But I feel like the job of a lot of those essays is to make women afraid of traveling alone. To put it in this place of, you have to think about it, you have to prepare for it. You’re in danger if you travel alone. The New York Times loves to tell women about how dangerous it is for them to be traveling alone—there’s always these stories that oh, this woman was murdered in Istanbul, she was a tourist. People get murdered everywhere. You could get murdered in your goddamned house. You’re way more likely to be murdered by you boyfriend or your father than by some stranger out on the road.

I think that the women perpetuate a bad stereotype by writing those kinds of things, and I try purposefully not to talk too much about that in those terms. I do feel like women should travel by themselves. It’s a great experience. Too many people, not just women but also men travel in groups or in couples or whatever. It’s really not the same experience at all. I was talking about this with a friend, because she traveled with her boyfriend for the first time and she had always traveled on her own. and she was like, I fucking hated it. I had somebody’s needs to consider other than my own and I was always worried that he wasn’t entertained.

It sounds cheesy, but you end up less open.

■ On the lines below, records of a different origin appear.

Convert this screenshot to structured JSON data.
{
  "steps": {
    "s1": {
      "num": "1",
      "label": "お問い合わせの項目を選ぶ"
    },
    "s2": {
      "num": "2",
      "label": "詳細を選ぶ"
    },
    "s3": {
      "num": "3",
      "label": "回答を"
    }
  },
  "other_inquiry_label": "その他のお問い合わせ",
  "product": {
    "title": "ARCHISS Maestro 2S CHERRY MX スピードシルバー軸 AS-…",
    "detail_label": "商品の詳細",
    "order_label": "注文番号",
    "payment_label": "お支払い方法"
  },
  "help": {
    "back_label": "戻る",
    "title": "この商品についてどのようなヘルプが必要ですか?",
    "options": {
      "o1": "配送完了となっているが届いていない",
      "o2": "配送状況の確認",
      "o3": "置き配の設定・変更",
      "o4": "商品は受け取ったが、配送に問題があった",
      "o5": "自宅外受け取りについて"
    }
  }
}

No, it’s totally real. If you have this one person satisfying your needs, and you’re taking care of their needs, then you’re not responding to the environment, and you’re not vulnerable. And I think the primary point of traveling is to make yourself vulnerable, so you can be affected by what’s going around. If you’re preventing that because you need somebody to talk to—I don’t know, there’s Skype, you can talk to them at night. Talk to the fucking person at the cafe!


Contact the author at kelly@jezebel.com.